‘Door de zure appel bijten’
Literally: finish eating the sour apple. This means that you have to go through something difficult or uncomfortable, in any case for the moment. Afterwards it will get better…..
‘Uit je neus zitten eten’
Literally: the process of nose picking and consuming the harvest. Meaning: sitting and doing nothing.
‘De kool en de geit willen sparen’
Translated literally: ‘Saving the cabbage AND the goat’. It means keeping everybody happy, especially as it relates to parties with conflicting interests. In English: Run with the hare and hunt with the hounds.
How do these Dutch sayings and the underlying meanings compare to those adages passed through generations at the myriad countries being represented at the Amsterdam Show? Jooste points to “cultural grand canyons” between certain countries and generations and the need to adapt and distinguish strategies based on those schisms. However, he argues a major exception is Generation Z, the cohort following the Millennials, raised in the Internet and social media craze, which has created a global cultural commonality, acknowledging, “Reaching young people requires a different mindset, and for many of us, communicating in a foreign way.”

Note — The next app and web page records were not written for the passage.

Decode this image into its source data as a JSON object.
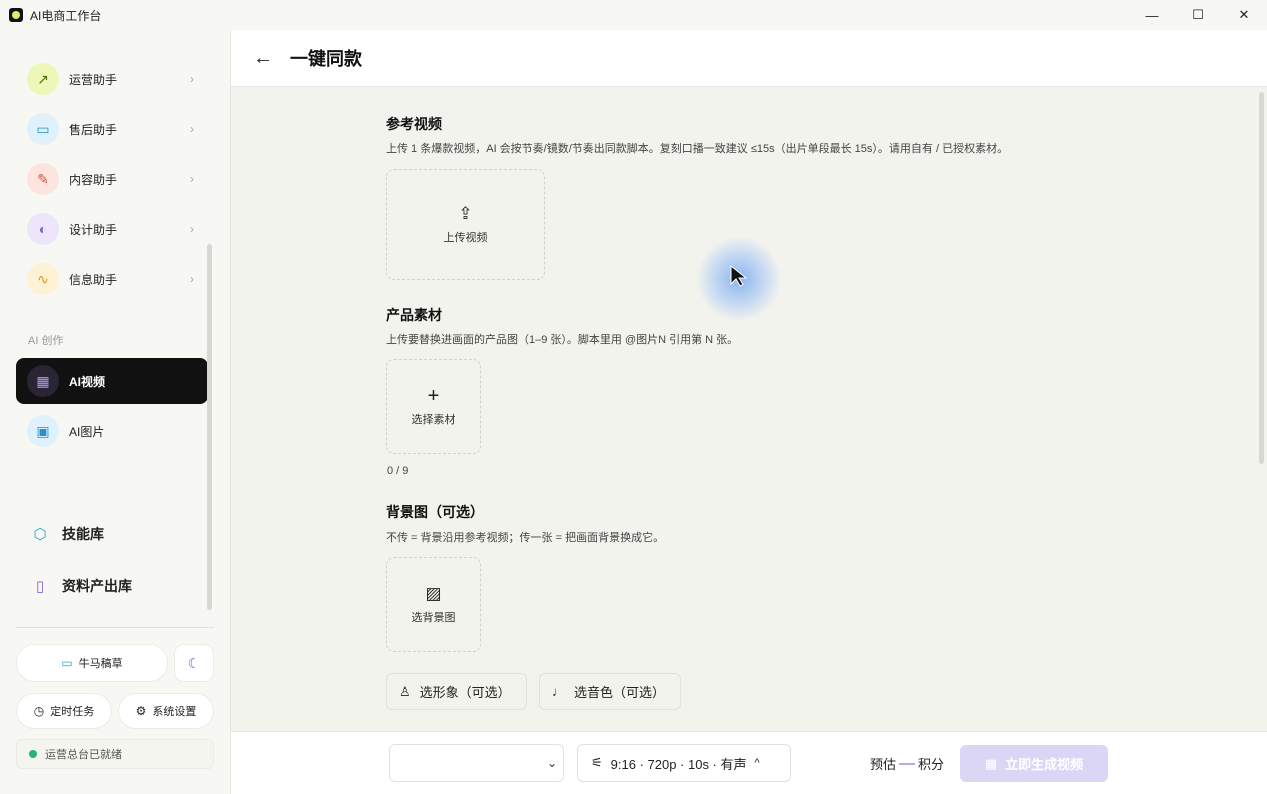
{
  "window": {
    "title": "AI电商工作台",
    "minimize": "—",
    "maximize": "☐",
    "close": "✕"
  },
  "sidebar": {
    "assistants": [
      {
        "label": "运营助手",
        "icon": "trend-icon",
        "color": "#eef7b8",
        "glyph": "↗"
      },
      {
        "label": "售后助手",
        "icon": "chat-icon",
        "color": "#dff1fb",
        "glyph": "▭"
      },
      {
        "label": "内容助手",
        "icon": "pen-icon",
        "color": "#fde4df",
        "glyph": "✎"
      },
      {
        "label": "设计助手",
        "icon": "palette-icon",
        "color": "#ede6fb",
        "glyph": "◐"
      },
      {
        "label": "信息助手",
        "icon": "pulse-icon",
        "color": "#fdf1d6",
        "glyph": "∿"
      }
    ],
    "chevron": "›",
    "section_label": "AI 创作",
    "creation": [
      {
        "label": "AI视频",
        "icon": "film-icon",
        "active": true,
        "glyph": "▦"
      },
      {
        "label": "AI图片",
        "icon": "image-icon",
        "active": false,
        "glyph": "▣"
      }
    ],
    "libraries": [
      {
        "label": "技能库",
        "icon": "cube-icon",
        "glyph": "⬡"
      },
      {
        "label": "资料产出库",
        "icon": "book-icon",
        "glyph": "▯"
      }
    ],
    "draft_button": "牛马稿草",
    "theme_toggle_glyph": "☾",
    "scheduled_tasks": "定时任务",
    "settings": "系统设置",
    "status": "运营总台已就绪"
  },
  "header": {
    "back": "←",
    "title": "一键同款"
  },
  "reference_video": {
    "title": "参考视频",
    "desc": "上传 1 条爆款视频，AI 会按节奏/镜数/节奏出同款脚本。复刻口播一致建议 ≤15s（出片单段最长 15s）。请用自有 / 已授权素材。",
    "upload_label": "上传视频",
    "upload_glyph": "⇪"
  },
  "product_material": {
    "title": "产品素材",
    "desc": "上传要替换进画面的产品图（1–9 张）。脚本里用 @图片N 引用第 N 张。",
    "select_label": "选择素材",
    "select_glyph": "+",
    "count": "0 / 9"
  },
  "background": {
    "title": "背景图（可选）",
    "desc": "不传 = 背景沿用参考视频；传一张 = 把画面背景换成它。",
    "select_label": "选背景图",
    "select_glyph": "▨"
  },
  "options": {
    "avatar": "选形象（可选）",
    "voice": "选音色（可选）"
  },
  "bottom": {
    "select_arrow": "⌄",
    "params": "9:16 · 720p · 10s · 有声",
    "params_caret": "^",
    "estimate_prefix": "预估",
    "estimate_suffix": "积分",
    "generate": "立即生成视频"
  }
}
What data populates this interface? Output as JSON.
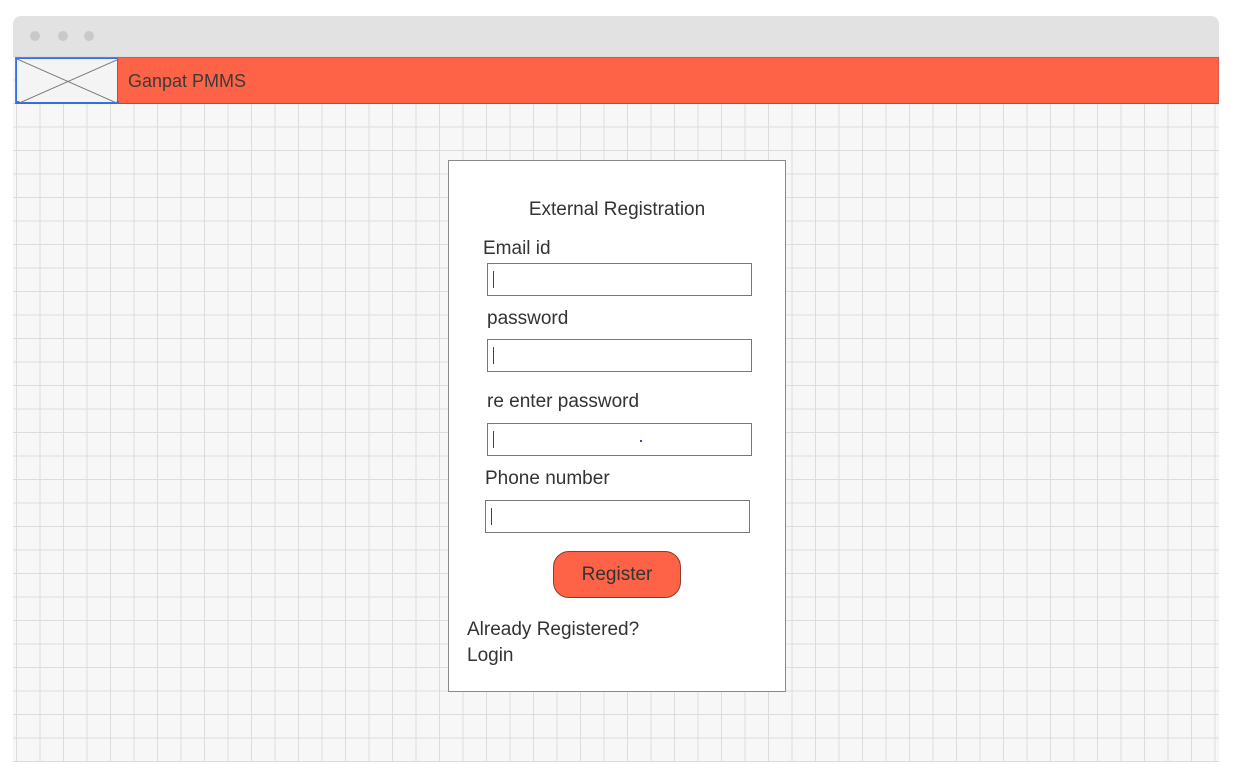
{
  "header": {
    "app_title": "Ganpat PMMS",
    "accent_color": "#ff6347"
  },
  "registration_form": {
    "title": "External Registration",
    "email": {
      "label": "Email id",
      "value": ""
    },
    "password": {
      "label": "password",
      "value": ""
    },
    "reenter_password": {
      "label": "re enter password",
      "value": ""
    },
    "phone": {
      "label": "Phone number",
      "value": ""
    },
    "register_label": "Register",
    "already_registered_text": "Already Registered?",
    "login_label": "Login"
  },
  "icons": {
    "logo": "image-placeholder-icon",
    "window_controls": "traffic-light-dots"
  }
}
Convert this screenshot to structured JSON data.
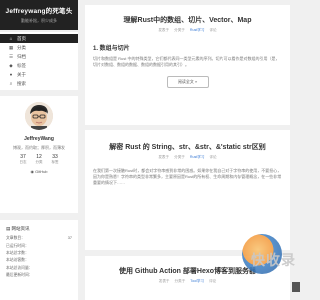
{
  "site": {
    "title": "Jeffreywang的死笔头",
    "subtitle": "勤能补拙，积少成多"
  },
  "nav": [
    {
      "label": "首页",
      "icon": "home-icon",
      "glyph": "⌂",
      "active": true
    },
    {
      "label": "分类",
      "icon": "grid-icon",
      "glyph": "▦"
    },
    {
      "label": "归档",
      "icon": "archive-icon",
      "glyph": "☰"
    },
    {
      "label": "标签",
      "icon": "tag-icon",
      "glyph": "◆"
    },
    {
      "label": "关于",
      "icon": "user-icon",
      "glyph": "●"
    },
    {
      "label": "搜索",
      "icon": "search-icon",
      "glyph": "⌕"
    }
  ],
  "profile": {
    "name": "JeffreyWang",
    "desc": "博观，而约取；厚积，而薄发",
    "stats": [
      {
        "num": "37",
        "label": "日志"
      },
      {
        "num": "12",
        "label": "分类"
      },
      {
        "num": "33",
        "label": "标签"
      }
    ],
    "github": "GitHub"
  },
  "info": {
    "title": "网站资讯",
    "rows": [
      {
        "k": "文章数目：",
        "v": "37"
      },
      {
        "k": "已运行时间：",
        "v": ""
      },
      {
        "k": "本站总字数：",
        "v": ""
      },
      {
        "k": "本站访客数：",
        "v": ""
      },
      {
        "k": "本站总访问量：",
        "v": ""
      },
      {
        "k": "最后更新时间：",
        "v": ""
      }
    ]
  },
  "posts": [
    {
      "title": "理解Rust中的数组、切片、Vector、Map",
      "meta": [
        "发表于",
        "分类于",
        "Rust学习",
        "评论"
      ],
      "h2": "1. 数组与切片",
      "body": "切片和数组是 Rust 中的特殊类型，它们都代表同一类型元素的序列。切片可以看作是对数组的引用（是，切片对数组、数组的数据、数组的数据引用的其引）。",
      "read_more": "阅读全文 »"
    },
    {
      "title": "解密 Rust 的 String、str、&str、&'static str区别",
      "meta": [
        "发表于",
        "分类于",
        "Rust学习",
        "评论"
      ],
      "body": "在我们第一次接触Rust时，都会对字符串感到非常的困惑。如果你在我自己对于字符串的使用，不要担心，因为你是熟悉！字符串的类型非常繁多，主要原因是Rust的所有权、生命周期和内存管理概念，在一些非常重要的情况下……",
      "read_more": ""
    },
    {
      "title": "使用 Github Action 部署Hexo博客到服务器",
      "meta": [
        "发表于",
        "分类于",
        "Tool学习",
        "评论"
      ],
      "body": "",
      "read_more": ""
    }
  ],
  "watermark": "快收录"
}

One thing is certain, uniting in person and generating first-hand connections at The Amsterdam Produce Show and Conference will go a long way to bridging communication and cultural gaps. Get ready to emmerse yourself in innovation, meet intriguing people, and tap into unchartered business opportunities and diverse, burgeoning markets. Exchange ideas with the produce industry movers and shakers to capitalize on the greatest industry thruway for global fresh fruit and vegetable trade in the heart of Europe.
If we forget about Antarctica – we have industry members from every continent at The Amsterdam Produce Show and Conference. Yet the whole concept is intimate. People come for the Opening cocktail reception, they stay at the Amsterdam Hilton, they see the same people at the bar, at the gym, in the hotel restaurant. They sit at the breakfast together, go to seminars and workshops together, interact at the trade show and chef demos, enjoy a free evening together and go on tours together.
It is the kind of quality of interaction that leads to, well, understanding and that leads to business and to friendship.
So come join us in Amsterdam, to network, to learn, to do business and to #CelebrateFresh
You can register on the link right here or at the door. Don’t forget the Opening Cocktail Reception tonight at 6:30pm and the Opening Thought Leader Breakfast at 7:30am on Thursday. Tours depart the Amsterdam Hilton between 7:30 and 8:00 AM on Friday.
See you at the Opening Cocktail Reception!